→ REQUIRED WORK: Below are the records. List every line holding the word "Server".

### DATASET EXTRACT ###

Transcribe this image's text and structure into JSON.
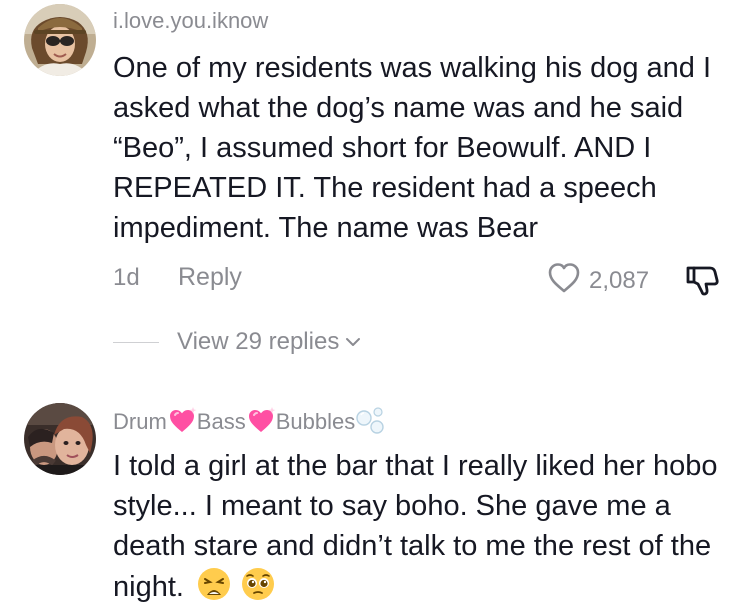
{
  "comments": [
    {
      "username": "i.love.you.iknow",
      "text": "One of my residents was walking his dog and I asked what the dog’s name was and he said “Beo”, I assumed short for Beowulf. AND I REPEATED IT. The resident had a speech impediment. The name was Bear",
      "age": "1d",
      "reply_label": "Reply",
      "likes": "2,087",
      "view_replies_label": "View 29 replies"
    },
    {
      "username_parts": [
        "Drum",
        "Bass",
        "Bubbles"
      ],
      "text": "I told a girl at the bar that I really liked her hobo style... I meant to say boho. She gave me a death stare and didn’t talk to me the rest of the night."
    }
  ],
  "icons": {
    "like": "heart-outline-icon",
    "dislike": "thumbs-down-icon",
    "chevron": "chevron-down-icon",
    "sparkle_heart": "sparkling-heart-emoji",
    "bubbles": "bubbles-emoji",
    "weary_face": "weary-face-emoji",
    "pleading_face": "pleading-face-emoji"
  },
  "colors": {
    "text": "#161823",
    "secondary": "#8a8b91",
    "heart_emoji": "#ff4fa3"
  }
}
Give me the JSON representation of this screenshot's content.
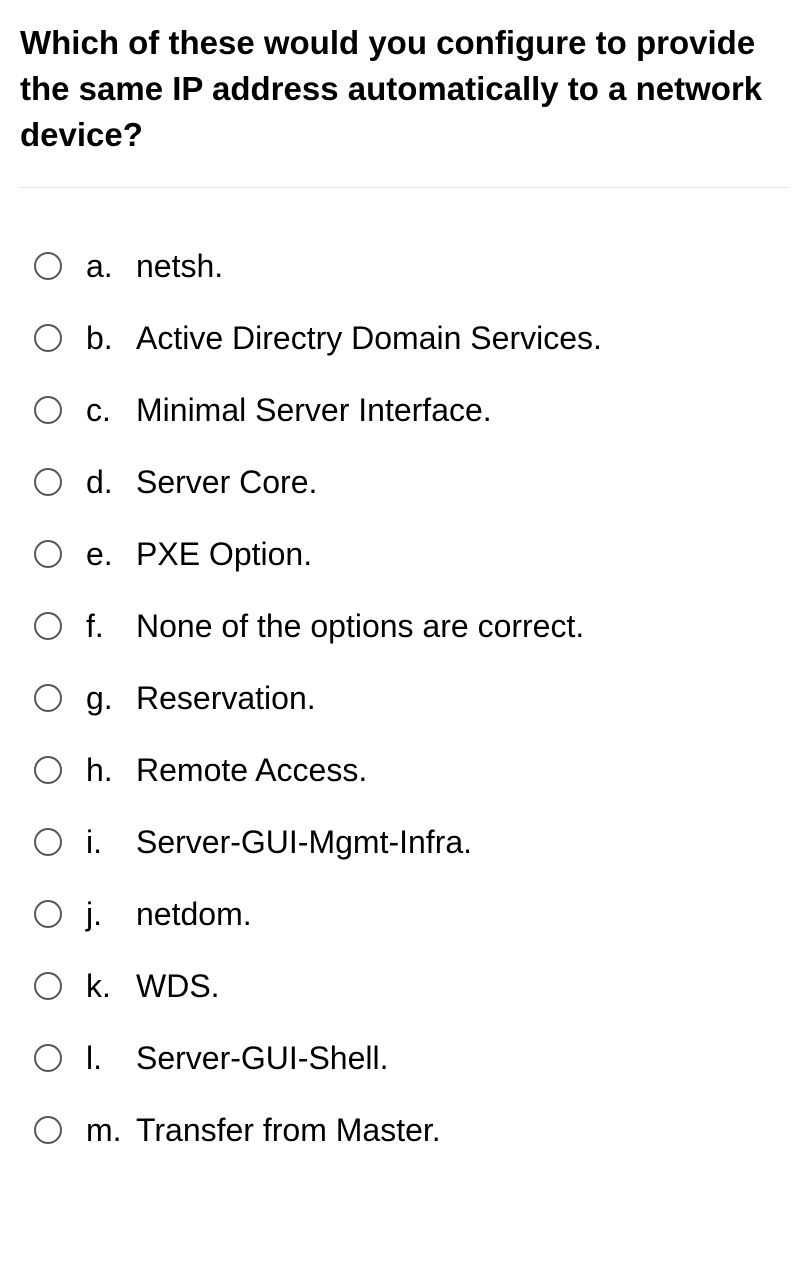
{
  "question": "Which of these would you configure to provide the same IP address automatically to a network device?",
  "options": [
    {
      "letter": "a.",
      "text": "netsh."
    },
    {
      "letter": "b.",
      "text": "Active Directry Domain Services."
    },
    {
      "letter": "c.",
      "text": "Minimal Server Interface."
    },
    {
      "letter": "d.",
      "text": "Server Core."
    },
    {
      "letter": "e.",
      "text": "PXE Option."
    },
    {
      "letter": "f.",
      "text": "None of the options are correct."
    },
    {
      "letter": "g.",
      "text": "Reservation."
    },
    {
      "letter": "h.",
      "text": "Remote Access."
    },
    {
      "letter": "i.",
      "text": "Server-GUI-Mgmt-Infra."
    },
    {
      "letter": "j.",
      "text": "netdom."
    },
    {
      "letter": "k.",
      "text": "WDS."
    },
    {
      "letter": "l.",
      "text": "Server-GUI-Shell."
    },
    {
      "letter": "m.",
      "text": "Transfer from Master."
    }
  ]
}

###

→ RESPONSE TO THE TASK:
      "text": "Minimal Server Interface."
      "text": "Server Core."
      "text": "Server-GUI-Mgmt-Infra."
      "text": "Server-GUI-Shell."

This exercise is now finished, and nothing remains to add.